- **WHAT TO PRODUCE**: The answer must be every line from the listing that holds the string "time".

Start of RECORD SET

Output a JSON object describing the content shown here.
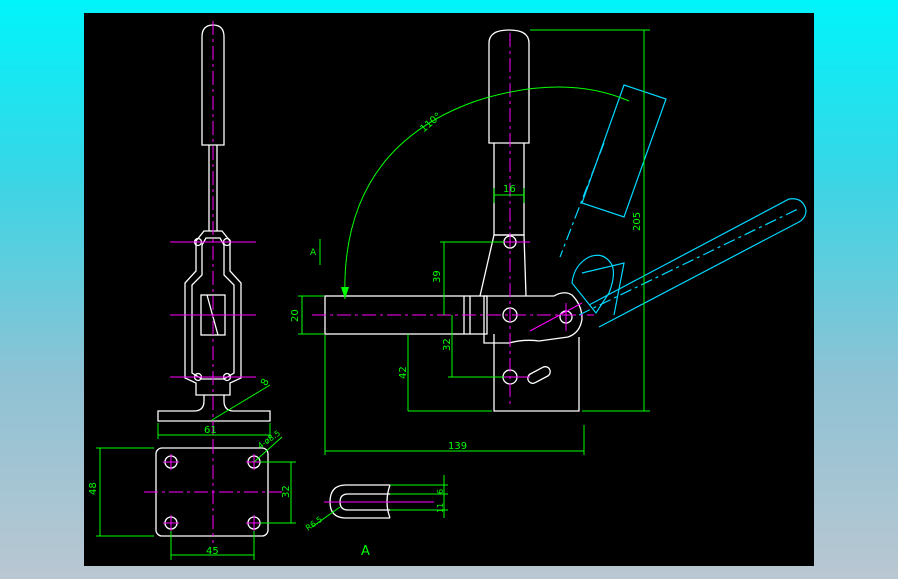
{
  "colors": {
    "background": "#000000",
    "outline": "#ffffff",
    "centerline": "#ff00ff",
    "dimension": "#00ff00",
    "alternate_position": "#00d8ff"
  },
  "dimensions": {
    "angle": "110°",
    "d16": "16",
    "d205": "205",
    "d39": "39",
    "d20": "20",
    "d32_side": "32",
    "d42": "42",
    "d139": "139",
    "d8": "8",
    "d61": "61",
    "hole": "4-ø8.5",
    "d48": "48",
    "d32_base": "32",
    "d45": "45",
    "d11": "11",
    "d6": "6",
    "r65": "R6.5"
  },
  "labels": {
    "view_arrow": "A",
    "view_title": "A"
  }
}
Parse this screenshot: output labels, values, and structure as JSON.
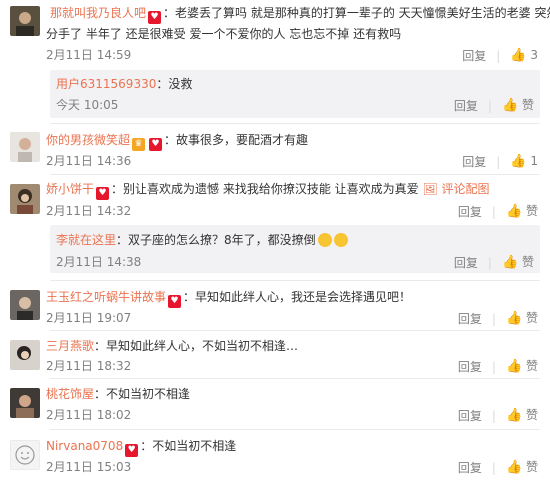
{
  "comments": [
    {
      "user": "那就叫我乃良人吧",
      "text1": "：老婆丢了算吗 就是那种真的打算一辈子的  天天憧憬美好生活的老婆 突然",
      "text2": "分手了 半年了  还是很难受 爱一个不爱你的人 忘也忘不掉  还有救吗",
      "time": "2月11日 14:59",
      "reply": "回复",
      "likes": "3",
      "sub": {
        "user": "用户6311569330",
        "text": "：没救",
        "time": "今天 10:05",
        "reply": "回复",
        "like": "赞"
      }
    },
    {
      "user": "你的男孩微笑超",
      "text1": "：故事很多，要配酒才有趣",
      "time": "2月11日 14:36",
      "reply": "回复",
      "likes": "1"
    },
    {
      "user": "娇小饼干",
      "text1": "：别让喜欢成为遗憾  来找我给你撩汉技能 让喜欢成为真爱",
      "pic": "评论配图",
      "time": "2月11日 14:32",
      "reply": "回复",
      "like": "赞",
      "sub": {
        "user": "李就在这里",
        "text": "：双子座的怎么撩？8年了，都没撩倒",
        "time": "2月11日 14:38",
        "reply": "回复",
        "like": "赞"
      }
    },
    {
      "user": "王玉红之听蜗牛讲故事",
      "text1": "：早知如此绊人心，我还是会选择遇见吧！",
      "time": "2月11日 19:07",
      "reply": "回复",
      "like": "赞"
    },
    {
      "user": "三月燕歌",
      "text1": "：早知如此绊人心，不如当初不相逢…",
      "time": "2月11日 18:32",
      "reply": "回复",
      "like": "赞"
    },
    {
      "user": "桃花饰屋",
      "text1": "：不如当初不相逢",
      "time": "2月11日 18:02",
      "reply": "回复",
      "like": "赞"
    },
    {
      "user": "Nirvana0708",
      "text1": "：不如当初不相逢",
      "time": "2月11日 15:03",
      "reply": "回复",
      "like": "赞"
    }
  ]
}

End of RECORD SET
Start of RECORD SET

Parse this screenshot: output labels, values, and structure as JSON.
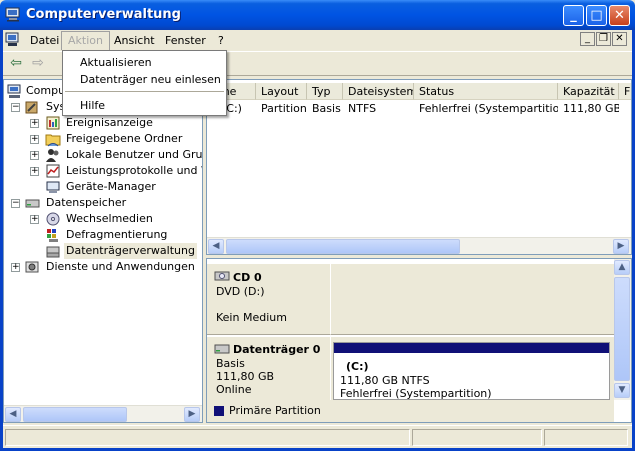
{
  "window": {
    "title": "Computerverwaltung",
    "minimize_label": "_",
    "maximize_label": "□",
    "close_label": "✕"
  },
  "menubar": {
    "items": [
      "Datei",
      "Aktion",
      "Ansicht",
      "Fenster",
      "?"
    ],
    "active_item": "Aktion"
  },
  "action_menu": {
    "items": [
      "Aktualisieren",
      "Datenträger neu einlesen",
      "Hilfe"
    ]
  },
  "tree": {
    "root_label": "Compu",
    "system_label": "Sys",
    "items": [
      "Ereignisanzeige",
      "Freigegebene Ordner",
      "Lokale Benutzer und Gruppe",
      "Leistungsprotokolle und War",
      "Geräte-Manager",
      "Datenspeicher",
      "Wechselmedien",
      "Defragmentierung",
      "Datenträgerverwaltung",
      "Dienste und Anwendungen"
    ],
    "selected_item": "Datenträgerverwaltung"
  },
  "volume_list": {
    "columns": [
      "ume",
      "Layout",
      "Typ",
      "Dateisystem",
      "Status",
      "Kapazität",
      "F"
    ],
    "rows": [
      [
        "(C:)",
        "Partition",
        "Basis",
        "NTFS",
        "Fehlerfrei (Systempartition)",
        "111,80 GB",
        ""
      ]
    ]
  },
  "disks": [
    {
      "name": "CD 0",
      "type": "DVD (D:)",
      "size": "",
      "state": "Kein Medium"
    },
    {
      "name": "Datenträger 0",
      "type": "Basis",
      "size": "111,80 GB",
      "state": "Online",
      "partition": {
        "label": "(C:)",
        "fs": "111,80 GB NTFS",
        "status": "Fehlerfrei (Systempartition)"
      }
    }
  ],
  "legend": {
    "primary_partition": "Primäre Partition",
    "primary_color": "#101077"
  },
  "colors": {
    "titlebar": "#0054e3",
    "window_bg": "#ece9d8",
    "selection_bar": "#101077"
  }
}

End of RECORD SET

- **TASK OUTPUT**:
      "time": "2月11日 14:59",
        "time": "今天 10:05",
      "time": "2月11日 14:36",
      "time": "2月11日 14:32",
        "time": "2月11日 14:38",
      "time": "2月11日 19:07",
      "time": "2月11日 18:32",
      "time": "2月11日 18:02",
      "time": "2月11日 15:03",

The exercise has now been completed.